▶ _Exercise directions_: For the data that follows, report how many lines include the string "Message", and write the number alone.

Records from a collection:
-------------------------
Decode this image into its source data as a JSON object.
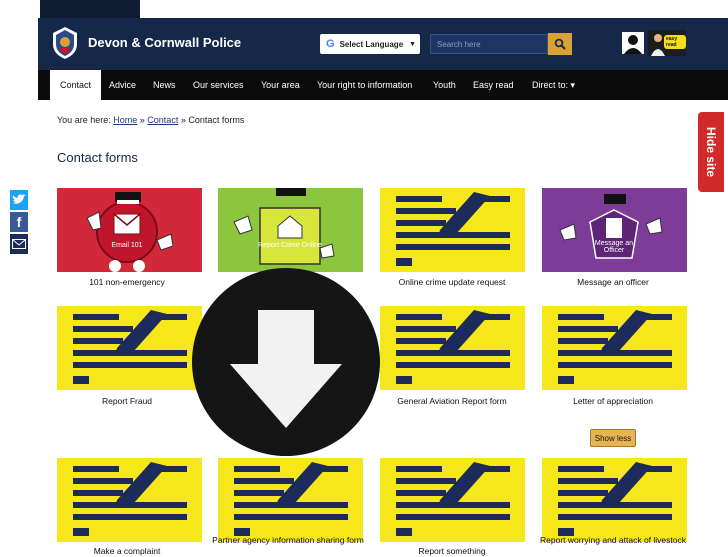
{
  "header": {
    "site_name": "Devon & Cornwall Police",
    "language_select_label": "Select Language",
    "search_placeholder": "Search here",
    "easy_read_badge": "easy read"
  },
  "nav": {
    "items": [
      "Contact",
      "Advice",
      "News",
      "Our services",
      "Your area",
      "Your right to information",
      "Youth",
      "Easy read",
      "Direct to: ▾"
    ]
  },
  "breadcrumb": {
    "prefix": "You are here:",
    "home": "Home",
    "separator": "»",
    "contact": "Contact",
    "current": "Contact forms"
  },
  "page_title": "Contact forms",
  "hide_site_label": "Hide site",
  "tiles": {
    "t1": {
      "label": "101 non-emergency",
      "art_text": "Email 101"
    },
    "t2": {
      "label": "",
      "art_text": "Report Crime Online"
    },
    "t3": {
      "label": "Online crime update request"
    },
    "t4": {
      "label": "Message an officer",
      "art_text": "Message an Officer"
    },
    "t5": {
      "label": "Report Fraud"
    },
    "t6": {
      "label": ""
    },
    "t7": {
      "label": "General Aviation Report form"
    },
    "t8": {
      "label": "Letter of appreciation"
    },
    "t9": {
      "label": "Make a complaint"
    },
    "t10": {
      "label": "Partner agency information sharing form"
    },
    "t11": {
      "label": "Report something"
    },
    "t12": {
      "label": "Report worrying and attack of livestock"
    }
  },
  "show_less_label": "Show less",
  "colors": {
    "header_bg": "#15284a",
    "nav_bg": "#0b0b0b",
    "tile_yellow": "#f5e71a",
    "tile_navy": "#1d2b5b",
    "tile_red": "#d1283a",
    "tile_green": "#8cc63f",
    "tile_purple": "#7d3c98",
    "hide_site": "#d12a2a"
  }
}
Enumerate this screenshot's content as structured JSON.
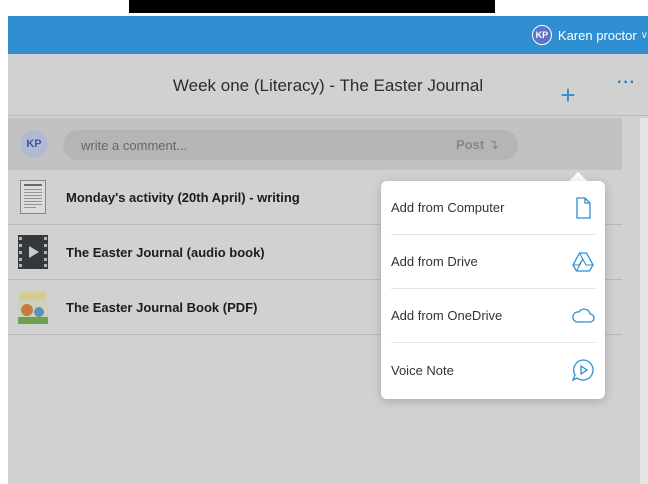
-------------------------
▶ _Result of the exercise_: 2